__What you have to do__: Please repeat all the entries. Nothing may differ.

__Dataset rows describing interfaces__:
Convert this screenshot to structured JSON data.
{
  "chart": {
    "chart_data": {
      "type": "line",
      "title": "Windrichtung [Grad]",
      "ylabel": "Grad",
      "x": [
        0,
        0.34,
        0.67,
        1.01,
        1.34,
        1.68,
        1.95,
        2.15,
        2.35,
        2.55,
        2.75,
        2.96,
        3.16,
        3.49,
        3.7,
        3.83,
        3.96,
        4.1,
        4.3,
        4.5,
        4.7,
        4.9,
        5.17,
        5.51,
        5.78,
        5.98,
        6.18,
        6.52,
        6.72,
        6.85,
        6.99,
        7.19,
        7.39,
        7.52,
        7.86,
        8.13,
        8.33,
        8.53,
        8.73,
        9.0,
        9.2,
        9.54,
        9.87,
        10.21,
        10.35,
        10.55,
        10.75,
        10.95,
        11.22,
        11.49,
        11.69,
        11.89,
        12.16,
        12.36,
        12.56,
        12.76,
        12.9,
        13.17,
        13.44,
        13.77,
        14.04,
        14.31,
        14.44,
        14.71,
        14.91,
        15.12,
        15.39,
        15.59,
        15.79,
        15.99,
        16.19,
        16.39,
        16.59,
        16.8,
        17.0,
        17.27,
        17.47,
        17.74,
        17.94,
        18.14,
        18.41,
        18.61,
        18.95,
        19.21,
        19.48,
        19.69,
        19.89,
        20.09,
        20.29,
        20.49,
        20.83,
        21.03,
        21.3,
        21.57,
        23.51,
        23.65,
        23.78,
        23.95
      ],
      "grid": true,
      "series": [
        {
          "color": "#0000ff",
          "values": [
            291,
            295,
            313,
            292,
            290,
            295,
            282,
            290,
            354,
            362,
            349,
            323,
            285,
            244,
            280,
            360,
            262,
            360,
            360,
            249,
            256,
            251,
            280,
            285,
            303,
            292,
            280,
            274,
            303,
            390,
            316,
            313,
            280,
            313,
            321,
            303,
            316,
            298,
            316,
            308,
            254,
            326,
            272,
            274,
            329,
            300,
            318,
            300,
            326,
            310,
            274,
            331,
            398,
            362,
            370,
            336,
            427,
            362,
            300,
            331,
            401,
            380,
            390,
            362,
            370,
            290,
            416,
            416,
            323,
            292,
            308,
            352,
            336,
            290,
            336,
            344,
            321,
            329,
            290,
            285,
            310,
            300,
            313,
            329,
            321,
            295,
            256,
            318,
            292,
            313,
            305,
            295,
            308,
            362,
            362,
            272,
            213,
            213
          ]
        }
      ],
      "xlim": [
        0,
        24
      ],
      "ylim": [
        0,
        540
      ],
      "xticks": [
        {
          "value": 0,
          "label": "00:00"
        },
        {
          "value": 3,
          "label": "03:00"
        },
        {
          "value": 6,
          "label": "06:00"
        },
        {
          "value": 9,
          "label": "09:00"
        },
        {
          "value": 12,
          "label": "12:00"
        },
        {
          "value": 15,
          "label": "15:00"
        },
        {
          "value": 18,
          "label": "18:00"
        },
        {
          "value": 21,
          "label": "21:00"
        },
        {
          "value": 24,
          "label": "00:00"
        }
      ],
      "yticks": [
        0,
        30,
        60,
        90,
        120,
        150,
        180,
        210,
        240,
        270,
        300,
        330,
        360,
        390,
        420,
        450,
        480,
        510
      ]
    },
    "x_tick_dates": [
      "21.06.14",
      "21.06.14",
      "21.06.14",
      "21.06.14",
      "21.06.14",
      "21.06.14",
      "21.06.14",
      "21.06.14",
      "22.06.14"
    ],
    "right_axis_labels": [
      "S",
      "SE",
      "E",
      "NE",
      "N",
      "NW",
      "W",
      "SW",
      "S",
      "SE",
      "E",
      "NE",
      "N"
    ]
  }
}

__Your response__:
Convert this screenshot to structured JSON data.
{
  "chart": {
    "chart_data": {
      "type": "line",
      "title": "Windrichtung [Grad]",
      "ylabel": "Grad",
      "x": [
        0,
        0.34,
        0.67,
        1.01,
        1.34,
        1.68,
        1.95,
        2.15,
        2.35,
        2.55,
        2.75,
        2.96,
        3.16,
        3.49,
        3.7,
        3.83,
        3.96,
        4.1,
        4.3,
        4.5,
        4.7,
        4.9,
        5.17,
        5.51,
        5.78,
        5.98,
        6.18,
        6.52,
        6.72,
        6.85,
        6.99,
        7.19,
        7.39,
        7.52,
        7.86,
        8.13,
        8.33,
        8.53,
        8.73,
        9.0,
        9.2,
        9.54,
        9.87,
        10.21,
        10.35,
        10.55,
        10.75,
        10.95,
        11.22,
        11.49,
        11.69,
        11.89,
        12.16,
        12.36,
        12.56,
        12.76,
        12.9,
        13.17,
        13.44,
        13.77,
        14.04,
        14.31,
        14.44,
        14.71,
        14.91,
        15.12,
        15.39,
        15.59,
        15.79,
        15.99,
        16.19,
        16.39,
        16.59,
        16.8,
        17.0,
        17.27,
        17.47,
        17.74,
        17.94,
        18.14,
        18.41,
        18.61,
        18.95,
        19.21,
        19.48,
        19.69,
        19.89,
        20.09,
        20.29,
        20.49,
        20.83,
        21.03,
        21.3,
        21.57,
        23.51,
        23.65,
        23.78,
        23.95
      ],
      "grid": true,
      "series": [
        {
          "color": "#0000ff",
          "values": [
            291,
            295,
            313,
            292,
            290,
            295,
            282,
            290,
            354,
            362,
            349,
            323,
            285,
            244,
            280,
            360,
            262,
            360,
            360,
            249,
            256,
            251,
            280,
            285,
            303,
            292,
            280,
            274,
            303,
            390,
            316,
            313,
            280,
            313,
            321,
            303,
            316,
            298,
            316,
            308,
            254,
            326,
            272,
            274,
            329,
            300,
            318,
            300,
            326,
            310,
            274,
            331,
            398,
            362,
            370,
            336,
            427,
            362,
            300,
            331,
            401,
            380,
            390,
            362,
            370,
            290,
            416,
            416,
            323,
            292,
            308,
            352,
            336,
            290,
            336,
            344,
            321,
            329,
            290,
            285,
            310,
            300,
            313,
            329,
            321,
            295,
            256,
            318,
            292,
            313,
            305,
            295,
            308,
            362,
            362,
            272,
            213,
            213
          ]
        }
      ],
      "xlim": [
        0,
        24
      ],
      "ylim": [
        0,
        540
      ],
      "xticks": [
        {
          "value": 0,
          "label": "00:00"
        },
        {
          "value": 3,
          "label": "03:00"
        },
        {
          "value": 6,
          "label": "06:00"
        },
        {
          "value": 9,
          "label": "09:00"
        },
        {
          "value": 12,
          "label": "12:00"
        },
        {
          "value": 15,
          "label": "15:00"
        },
        {
          "value": 18,
          "label": "18:00"
        },
        {
          "value": 21,
          "label": "21:00"
        },
        {
          "value": 24,
          "label": "00:00"
        }
      ],
      "yticks": [
        0,
        30,
        60,
        90,
        120,
        150,
        180,
        210,
        240,
        270,
        300,
        330,
        360,
        390,
        420,
        450,
        480,
        510
      ]
    },
    "x_tick_dates": [
      "21.06.14",
      "21.06.14",
      "21.06.14",
      "21.06.14",
      "21.06.14",
      "21.06.14",
      "21.06.14",
      "21.06.14",
      "22.06.14"
    ],
    "right_axis_labels": [
      "S",
      "SE",
      "E",
      "NE",
      "N",
      "NW",
      "W",
      "SW",
      "S",
      "SE",
      "E",
      "NE",
      "N"
    ]
  }
}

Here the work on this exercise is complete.